In the darkness of night, 
he comes,
in a coat made of shadow,
his cane tapping time away with every cobble it connects with.
A hint of swagger,
a dance of confidence,
where there is fear in a street cowed by his rule.
He trips lightly in this place,
tips his hat to the women he owns...
On the surface a gentleman-
but the cane breaks flesh and bone if his property fails to deliver.
In the darkness of night he comes,
to be caught only by the lamplight - never the law -
near dark alleys and dead ends,
watching and waiting with a tiger's smile
to entice the curious or desperate to sample his wares.
Until, as the gas lamps sputter and fade at dawn
he melts away until darkness falls.
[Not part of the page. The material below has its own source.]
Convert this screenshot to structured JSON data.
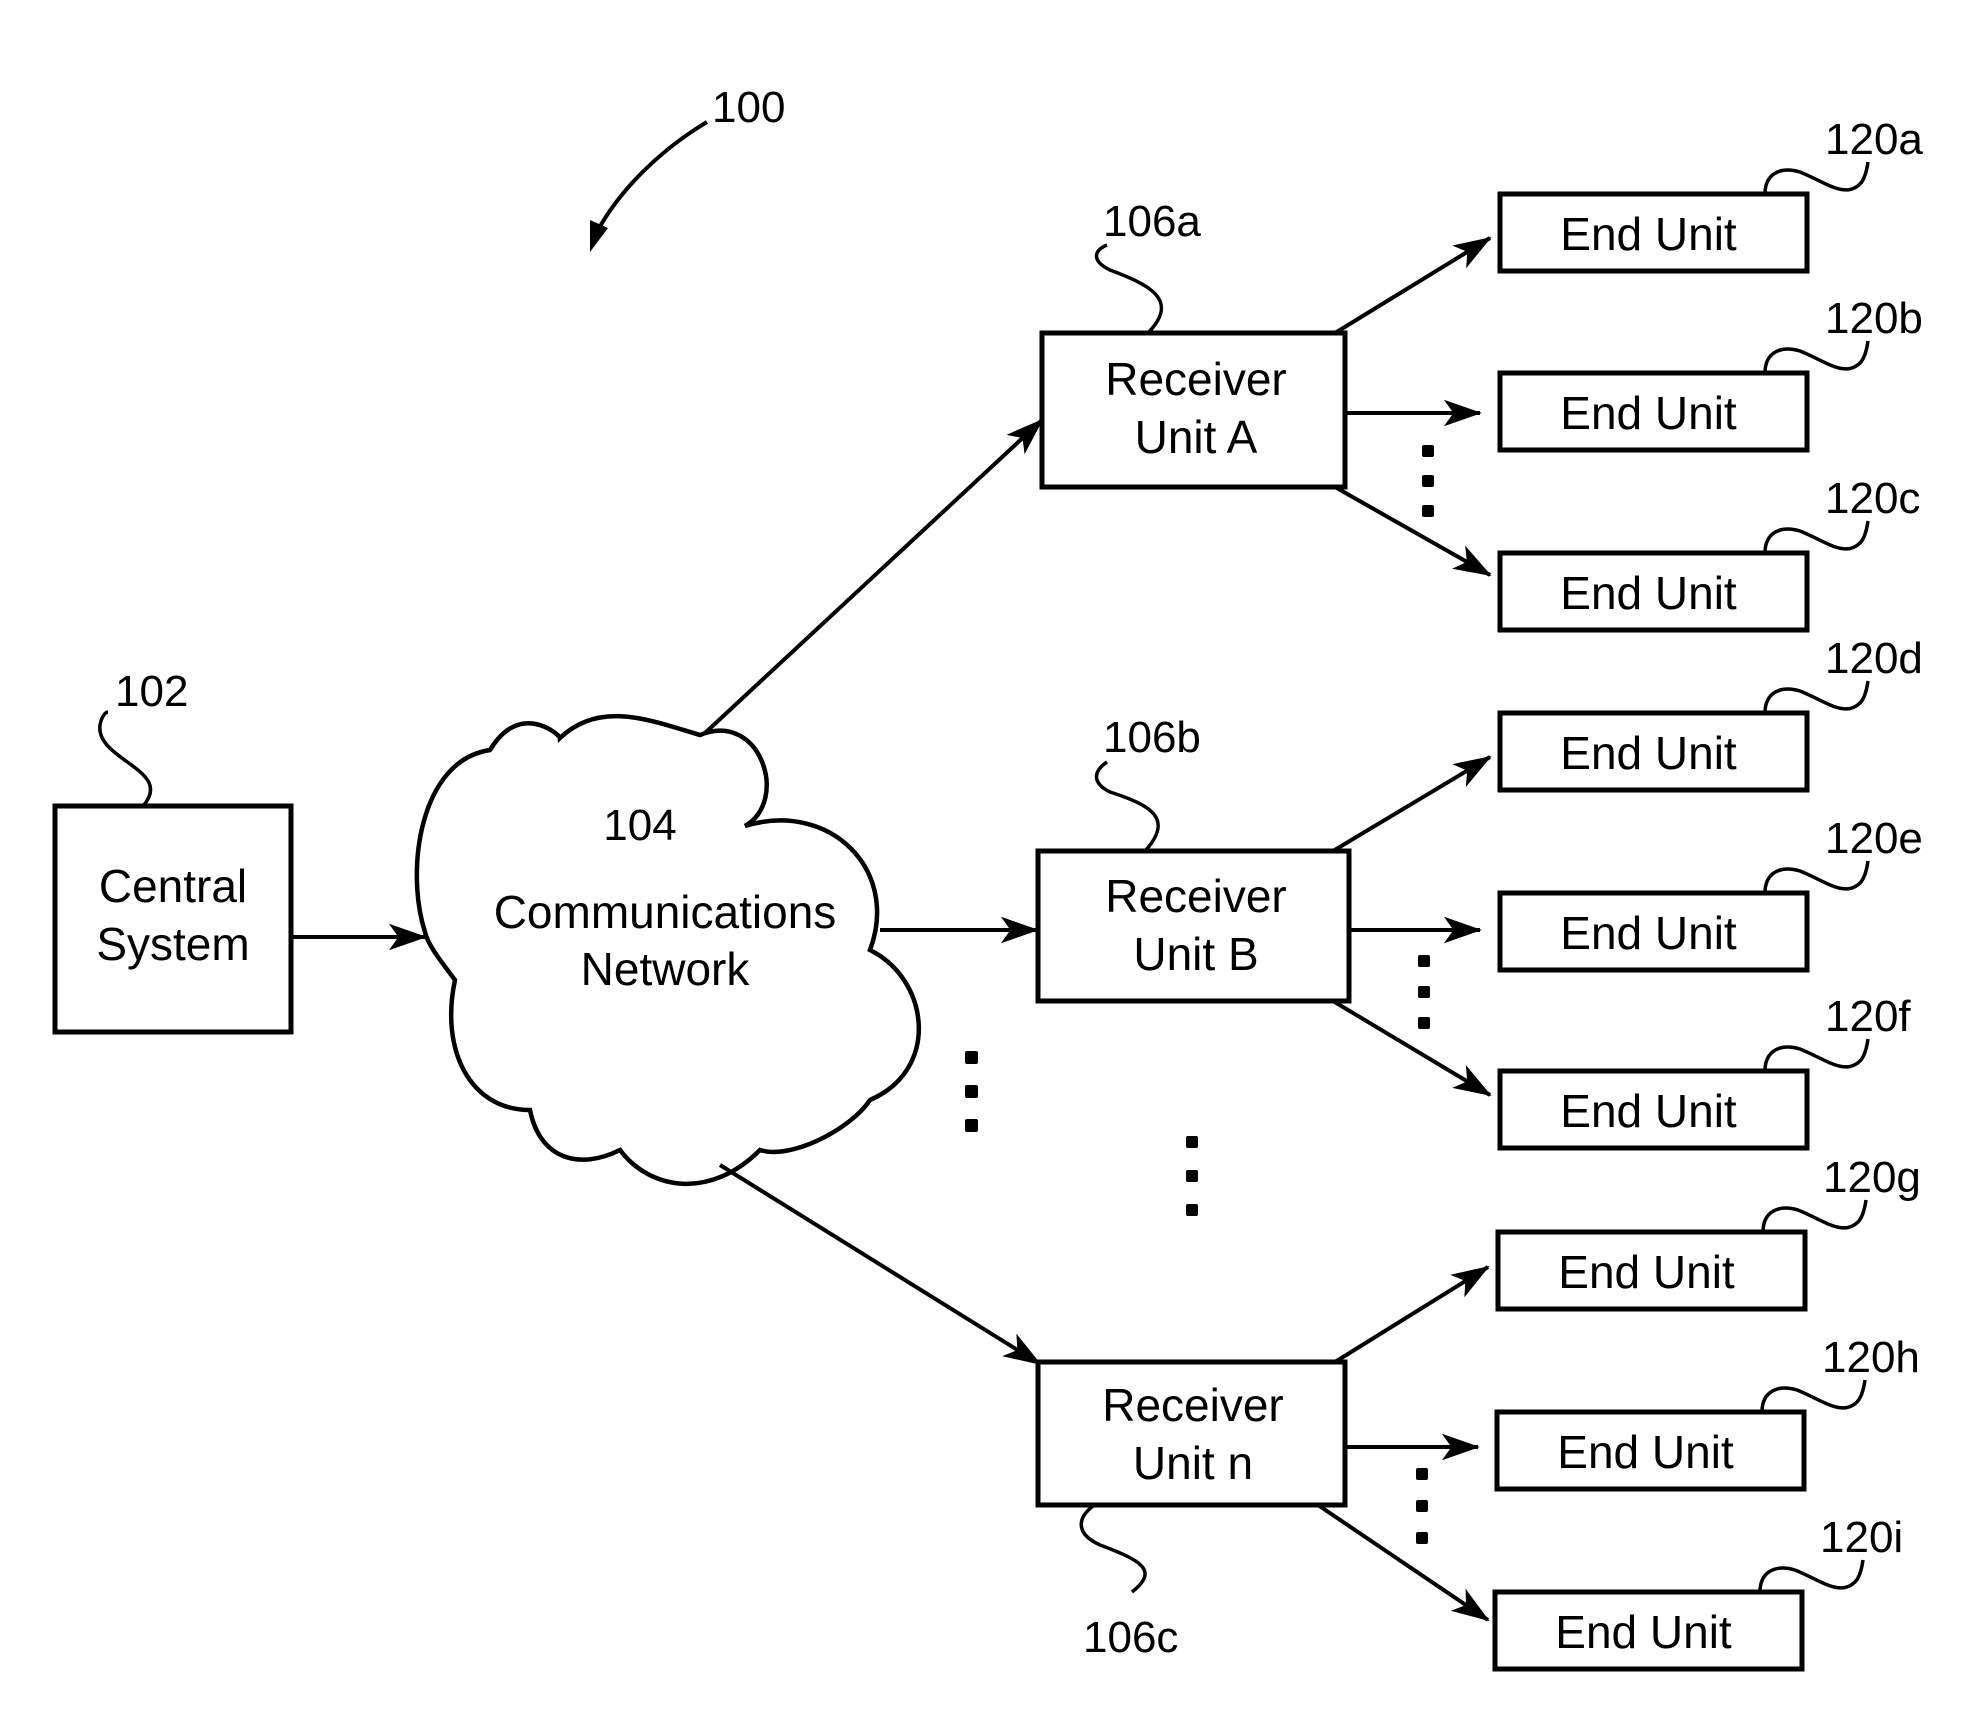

Thursday, 3 March 2016

Polishing for publication

Very, VERY excited to be able to say that Bedazzled Ink have waved their magic wand over StarMark and I am - at this precise moment - printing out the manuscript to have a look at the edited version. Having edited the work of others myself, I know how many hours it must have taken Casey to work her magic on my words...

Already, I have had to look up 'participle phrases'. Apparently I use them a lot - incorrectly - which means I have, if I've understood how participle phrases work correctly, a serious case of dangling modifiers. Sounds like a rare disease! But I'm learning, and a good writer continues to learn and improve their craft, so I don't mind.

As soon as the printer's finished, the serious side begins. Accept, Amend, Reject will be applied to BInk's fabulous editing to make StarMark the best book it can be.

Looks like it'll be a busy, StarMark dominated weekend...but worth it.

Wednesday, 2 March 2016

Rewriting Dickens

Last night, I got round to watching the last two episodes of Dickensian, the new BBC drama which began before Christmas.

I've loved it! I don't watch any soaps as a rule, but this series was a bit like watching a Victorian version of Eastenders - in fact, the writer Tony Jordan, IS an Eastenders writer. I know which version of his writing I prefer...

I'll admit to not having read much Dickens... I cried over Tale of Two Cities, wrote essays on Great Expectations for CSE English Lit, and that's probably about it. But I know Oliver Twist (the musical version!) and A Christmas Carol (who doesn't?), so I'm familiar with quite a few of the characters that appeared in the show.

Last night, as I said, I watched the last episode. I'm not going to put too much detail here, as I don't want to give you any spoilers, but suffice to say, we found out why Miss Havisham never got married.

For me as a writer, it was a fabulous lesson in how to turn an unsympathetic character into someone I actually felt sorry for in spite of all he'd done. (Merriweather Compeyson) and how to turn a character you felt really sorry for into a bit of a monster (Arthur Havisham). But you'll have to watch the episode to see what I'm talking about...

I've loved the mash-up of all the characters, the authenticity of Victorian life, and the relationships portrayed which Dickens never, ever put together originally. I know screen writing is very different to novel writing, but it shows what can happen if you are prepared to play around with something familiar and take a new direction with it. I suppose it's like fan-fic in a way, but for me personally there has to be enough of a sense of the original author within what you try to create anew; in the murky world of Dickensian, there is a definite flavour of the outraged Dickens yet there is enough of a modern approach in the writing for you to fully expect the 'bum-bum-babadum' moment that always closes an episode of Eastenders. You certainly get that moment - you just don't get the drums...

Can't wait for the next series...